As for marketing, Nick said that he’s trying to get the word out in magazines and publications, but has faced some challenges with collegiate baseball publications now that the season is over.
The biggest challenge, though? Nick said that making changes to the products within certain timeframes has been hard.
“We’ve run through six to seven different prototypes,” he said. “This is new for us.”
Despite their obstacles, Nick is staying optimistic.
“We’ll get through this,” he said, adding that coaches might have more time now to watch product demos than if they were traveling with their teams during the season.
Working as a Team
The whole family works together on the new business, Nick said, adding that most of the financial investments have come from him and his father.
“Dad kind of oversees everything,” he said. “He’s mentoring us along.”
While Nick focuses on the sales and marketing side, he said his brother takes care of the operations and engineering while his mom asks people for reviews and manages the product photo shoots.
“We’re a local family.

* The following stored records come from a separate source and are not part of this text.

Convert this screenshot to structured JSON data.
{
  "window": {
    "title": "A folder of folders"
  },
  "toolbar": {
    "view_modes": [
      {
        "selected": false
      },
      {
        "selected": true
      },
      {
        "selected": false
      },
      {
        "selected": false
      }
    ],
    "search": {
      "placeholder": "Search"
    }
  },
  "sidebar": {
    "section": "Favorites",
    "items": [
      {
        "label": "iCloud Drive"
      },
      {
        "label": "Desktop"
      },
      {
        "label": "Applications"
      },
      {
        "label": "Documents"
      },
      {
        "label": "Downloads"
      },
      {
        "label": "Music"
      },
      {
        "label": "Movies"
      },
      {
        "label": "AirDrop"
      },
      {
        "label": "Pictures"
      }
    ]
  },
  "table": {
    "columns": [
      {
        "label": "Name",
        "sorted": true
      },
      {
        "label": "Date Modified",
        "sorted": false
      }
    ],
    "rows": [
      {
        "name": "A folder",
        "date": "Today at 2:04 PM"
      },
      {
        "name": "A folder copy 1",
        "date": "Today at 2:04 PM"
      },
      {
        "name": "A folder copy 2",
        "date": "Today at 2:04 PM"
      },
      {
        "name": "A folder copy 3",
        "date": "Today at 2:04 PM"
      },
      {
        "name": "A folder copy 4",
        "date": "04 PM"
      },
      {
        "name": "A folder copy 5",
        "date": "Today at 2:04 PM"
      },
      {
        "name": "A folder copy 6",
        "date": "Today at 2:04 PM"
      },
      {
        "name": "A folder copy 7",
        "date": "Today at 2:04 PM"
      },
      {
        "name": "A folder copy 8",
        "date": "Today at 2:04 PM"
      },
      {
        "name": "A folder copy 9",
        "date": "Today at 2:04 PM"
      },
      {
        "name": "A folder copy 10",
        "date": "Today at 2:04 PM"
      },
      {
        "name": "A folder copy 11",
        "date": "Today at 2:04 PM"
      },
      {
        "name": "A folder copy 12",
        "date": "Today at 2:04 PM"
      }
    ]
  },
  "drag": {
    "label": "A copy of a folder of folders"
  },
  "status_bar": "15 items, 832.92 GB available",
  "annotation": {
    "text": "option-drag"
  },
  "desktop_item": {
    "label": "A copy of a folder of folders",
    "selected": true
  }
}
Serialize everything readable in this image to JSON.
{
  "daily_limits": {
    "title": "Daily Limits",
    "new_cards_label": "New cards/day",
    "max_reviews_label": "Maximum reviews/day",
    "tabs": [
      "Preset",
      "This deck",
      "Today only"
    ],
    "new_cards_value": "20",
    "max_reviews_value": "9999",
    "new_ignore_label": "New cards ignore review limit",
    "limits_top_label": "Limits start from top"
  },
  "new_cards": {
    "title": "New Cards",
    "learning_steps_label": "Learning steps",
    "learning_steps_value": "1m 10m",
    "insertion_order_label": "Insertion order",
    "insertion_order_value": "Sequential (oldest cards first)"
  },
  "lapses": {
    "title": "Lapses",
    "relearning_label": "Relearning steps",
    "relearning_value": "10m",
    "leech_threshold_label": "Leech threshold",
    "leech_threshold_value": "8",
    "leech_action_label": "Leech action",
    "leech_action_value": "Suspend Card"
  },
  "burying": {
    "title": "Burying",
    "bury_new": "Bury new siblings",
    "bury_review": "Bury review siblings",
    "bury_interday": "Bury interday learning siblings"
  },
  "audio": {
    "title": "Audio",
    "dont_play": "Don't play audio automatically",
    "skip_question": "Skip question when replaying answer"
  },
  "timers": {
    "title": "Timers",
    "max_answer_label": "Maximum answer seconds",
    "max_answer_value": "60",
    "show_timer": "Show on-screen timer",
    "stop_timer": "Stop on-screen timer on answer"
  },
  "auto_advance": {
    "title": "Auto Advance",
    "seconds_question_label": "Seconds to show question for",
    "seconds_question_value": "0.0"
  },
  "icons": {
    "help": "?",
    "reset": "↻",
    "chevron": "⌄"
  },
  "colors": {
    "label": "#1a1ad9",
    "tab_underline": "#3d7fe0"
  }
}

We have a lot of great relationships with local little leagues,” Nick said. “We’re looking to give back.”
Photos courtesy Nick Morabito
(Updated 3/31/2020) A new local “toy library” plans to open tomorrow (March 31) in Falls Church — offering families the chance to refresh their toy supply, according to owner Lisa Bourven.
The Toy Nest (98 N. Washington Street) will let shoppers who have memberships rent toys, games and puzzles for up to two weeks, according to a press release, which added that people may also purchase and trade toys.
“The service will feature online reservation and curbside pickup of over 1,000 disinfected toys,” the press release said.
Once concerns around COVID-19 ease, the Toy Nest will also include open play spaces where members can enjoy 2,100 square feet of play space that can be booked for parties and other events, Bourven said in the press release. The location will not accept reservations until mid-May.
Memberships range from $25 to $45, the website said. “All members, monthly and annual, are able to use our online and curbside service,” Bourven said.
The hours of operation will be from 9 a.m. until 3 p.m. Tuesday-Saturday.
“Toy libraries foster family connection and play-based learning while reducing expenses, waste, clutter and environmental impact,” the press release said. “They have a long history in the United States, dating back to the Great Depression, and are popular in other parts of the country and the world.”